- Activity -
Copy the entries exactly. Their pictures do not belong in the copy.

- Task material -
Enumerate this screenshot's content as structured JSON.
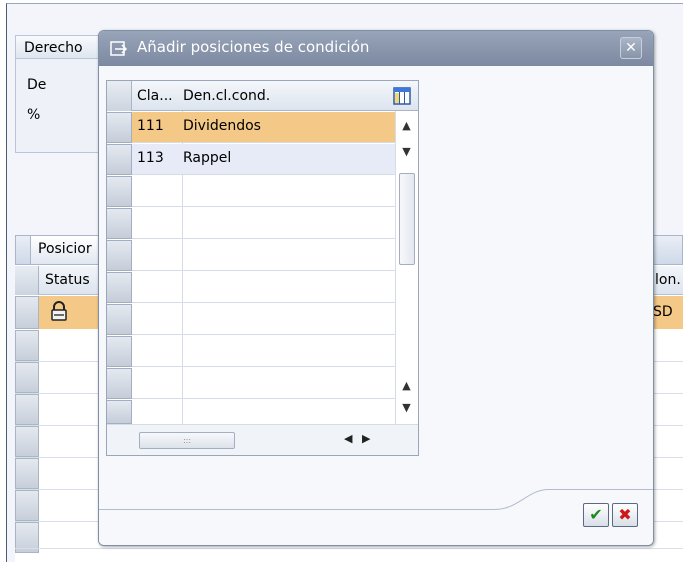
{
  "background": {
    "group_title": "Derecho",
    "field_labels": [
      "De",
      "%"
    ],
    "tab_label": "Posicior",
    "table_headers": {
      "status": "Status",
      "right_col": "lon."
    },
    "row": {
      "right_value": "SD"
    }
  },
  "dialog": {
    "title": "Añadir posiciones de condición",
    "close_label": "✕",
    "table": {
      "columns": {
        "cla": "Cla...",
        "den": "Den.cl.cond."
      },
      "rows": [
        {
          "cla": "111",
          "den": "Dividendos",
          "selected": true
        },
        {
          "cla": "113",
          "den": "Rappel",
          "selected": false
        }
      ],
      "empty_rows": 7,
      "scroll_up_glyph": "▲",
      "scroll_down_glyph": "▼",
      "scroll_left_glyph": "◀",
      "scroll_right_glyph": "▶",
      "h_grip": ":::"
    },
    "ok_glyph": "✔",
    "cancel_glyph": "✖"
  },
  "colors": {
    "selected_row": "#f4c987",
    "second_row": "#e6ebf7",
    "title_bar": "#8a96ad"
  }
}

- Completed task -
Enumerate this screenshot's content as structured JSON.
{
  "background": {
    "group_title": "Derecho",
    "field_labels": [
      "De",
      "%"
    ],
    "tab_label": "Posicior",
    "table_headers": {
      "status": "Status",
      "right_col": "lon."
    },
    "row": {
      "right_value": "SD"
    }
  },
  "dialog": {
    "title": "Añadir posiciones de condición",
    "close_label": "✕",
    "table": {
      "columns": {
        "cla": "Cla...",
        "den": "Den.cl.cond."
      },
      "rows": [
        {
          "cla": "111",
          "den": "Dividendos",
          "selected": true
        },
        {
          "cla": "113",
          "den": "Rappel",
          "selected": false
        }
      ],
      "empty_rows": 7,
      "scroll_up_glyph": "▲",
      "scroll_down_glyph": "▼",
      "scroll_left_glyph": "◀",
      "scroll_right_glyph": "▶",
      "h_grip": ":::"
    },
    "ok_glyph": "✔",
    "cancel_glyph": "✖"
  },
  "colors": {
    "selected_row": "#f4c987",
    "second_row": "#e6ebf7",
    "title_bar": "#8a96ad"
  }
}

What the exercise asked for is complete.